Despite Harley's new direction, Lieberman's kept her trademark twisted sense of humor intact. For example, when Harley finds herself on the business end of a machine gun pointed from a police chopper and told to get on her knees, she coolly replies, "Maybe when we get to know each other better." Even with the laughs, Lieberman and Huddleston have cranked up the action to 11, mixing elements of John Woo flicks with homages to "Charlie's Angels" and "The Long Kiss Goodnight."
"Huddleston's pencils serve as the perfect compliment to Lieberman's revamp of the series. Known throughout the small press for his dark and foreboding style, Huddleston nails the backdrop of Gotham City, but on the flipside, Harley has never looked more adorable, appearing less supermodel and more wholesome-but-hot girl next door.
"My concept on Harley was to keep her cute and bring her look back a little closer to the animated series, but then depict the world around her as very dark and serious," reveals Huddleston. "All this is taking place in Gotham City, so it should be pretty dark."
After what's sure to be a shocking and violent conclusion to "Vengeance Unlimited" in March's issue #30, Harley will take care of some unfinished business with her former beau, the Joker in issue #31. Lieberman and Huddleston kick off another five-part storyarc in June's Harley Quinn #33. If being on the run from a host of money-hungry lunatics wasn't bad enough, she's definitely in store for some headaches come summertime.
"In the second arc, we'll see a part of her that no one's ever seen," hints Lieberman. "A child comes into play that Harley has to deal with and almost become a mother to, but she's obviously a sick mother."
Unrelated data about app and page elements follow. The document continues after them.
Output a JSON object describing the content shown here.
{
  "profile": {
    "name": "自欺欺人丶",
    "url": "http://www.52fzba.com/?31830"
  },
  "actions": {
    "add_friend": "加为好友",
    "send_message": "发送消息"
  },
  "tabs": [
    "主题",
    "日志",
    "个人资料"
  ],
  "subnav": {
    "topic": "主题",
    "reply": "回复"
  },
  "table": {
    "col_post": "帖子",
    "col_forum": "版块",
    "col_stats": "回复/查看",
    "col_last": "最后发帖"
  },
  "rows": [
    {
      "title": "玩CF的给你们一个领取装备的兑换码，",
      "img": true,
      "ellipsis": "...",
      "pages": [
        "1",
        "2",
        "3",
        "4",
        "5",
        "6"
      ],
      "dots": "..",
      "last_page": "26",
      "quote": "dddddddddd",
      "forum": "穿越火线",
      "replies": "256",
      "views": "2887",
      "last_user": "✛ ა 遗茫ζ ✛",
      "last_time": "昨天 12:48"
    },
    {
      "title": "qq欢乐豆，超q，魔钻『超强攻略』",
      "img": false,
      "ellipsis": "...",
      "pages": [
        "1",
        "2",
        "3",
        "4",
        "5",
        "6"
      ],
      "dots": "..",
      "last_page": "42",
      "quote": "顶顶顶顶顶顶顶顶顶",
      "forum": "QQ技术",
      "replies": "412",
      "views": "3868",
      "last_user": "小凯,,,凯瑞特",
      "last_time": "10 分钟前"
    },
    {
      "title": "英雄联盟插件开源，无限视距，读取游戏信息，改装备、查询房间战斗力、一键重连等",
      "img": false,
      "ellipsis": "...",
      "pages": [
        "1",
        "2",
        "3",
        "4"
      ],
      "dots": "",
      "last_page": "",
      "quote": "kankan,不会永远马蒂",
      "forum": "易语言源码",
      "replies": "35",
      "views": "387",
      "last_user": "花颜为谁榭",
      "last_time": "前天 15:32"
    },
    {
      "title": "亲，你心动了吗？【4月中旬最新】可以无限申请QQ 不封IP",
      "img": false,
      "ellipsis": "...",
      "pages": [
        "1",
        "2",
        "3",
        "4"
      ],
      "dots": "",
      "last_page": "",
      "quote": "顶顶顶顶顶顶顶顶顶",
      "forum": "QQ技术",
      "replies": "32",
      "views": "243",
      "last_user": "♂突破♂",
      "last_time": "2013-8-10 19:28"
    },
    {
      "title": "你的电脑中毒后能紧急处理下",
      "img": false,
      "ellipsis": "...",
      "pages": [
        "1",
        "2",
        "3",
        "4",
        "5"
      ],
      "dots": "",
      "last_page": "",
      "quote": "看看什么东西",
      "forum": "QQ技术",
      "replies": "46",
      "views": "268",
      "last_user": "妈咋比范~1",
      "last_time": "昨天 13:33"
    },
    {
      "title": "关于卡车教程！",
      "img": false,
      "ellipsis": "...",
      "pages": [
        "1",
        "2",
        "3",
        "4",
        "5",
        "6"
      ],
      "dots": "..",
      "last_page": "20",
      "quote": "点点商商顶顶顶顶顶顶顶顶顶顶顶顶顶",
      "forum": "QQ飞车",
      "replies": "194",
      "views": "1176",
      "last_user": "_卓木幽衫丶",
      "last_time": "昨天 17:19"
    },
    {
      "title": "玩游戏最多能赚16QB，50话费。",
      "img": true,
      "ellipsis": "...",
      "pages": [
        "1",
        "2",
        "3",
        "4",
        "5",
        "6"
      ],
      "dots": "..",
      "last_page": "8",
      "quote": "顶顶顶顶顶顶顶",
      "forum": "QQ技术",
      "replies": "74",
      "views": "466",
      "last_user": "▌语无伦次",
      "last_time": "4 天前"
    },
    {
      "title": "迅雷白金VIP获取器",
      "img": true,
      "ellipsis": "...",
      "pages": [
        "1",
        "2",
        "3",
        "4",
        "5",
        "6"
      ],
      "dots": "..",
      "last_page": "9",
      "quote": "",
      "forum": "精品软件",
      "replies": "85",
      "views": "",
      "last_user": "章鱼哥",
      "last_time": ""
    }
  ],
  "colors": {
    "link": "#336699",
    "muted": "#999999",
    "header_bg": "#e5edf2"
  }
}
Sick mother or not, judging by the series new direction, this is one Harley that guarantees a wild ride!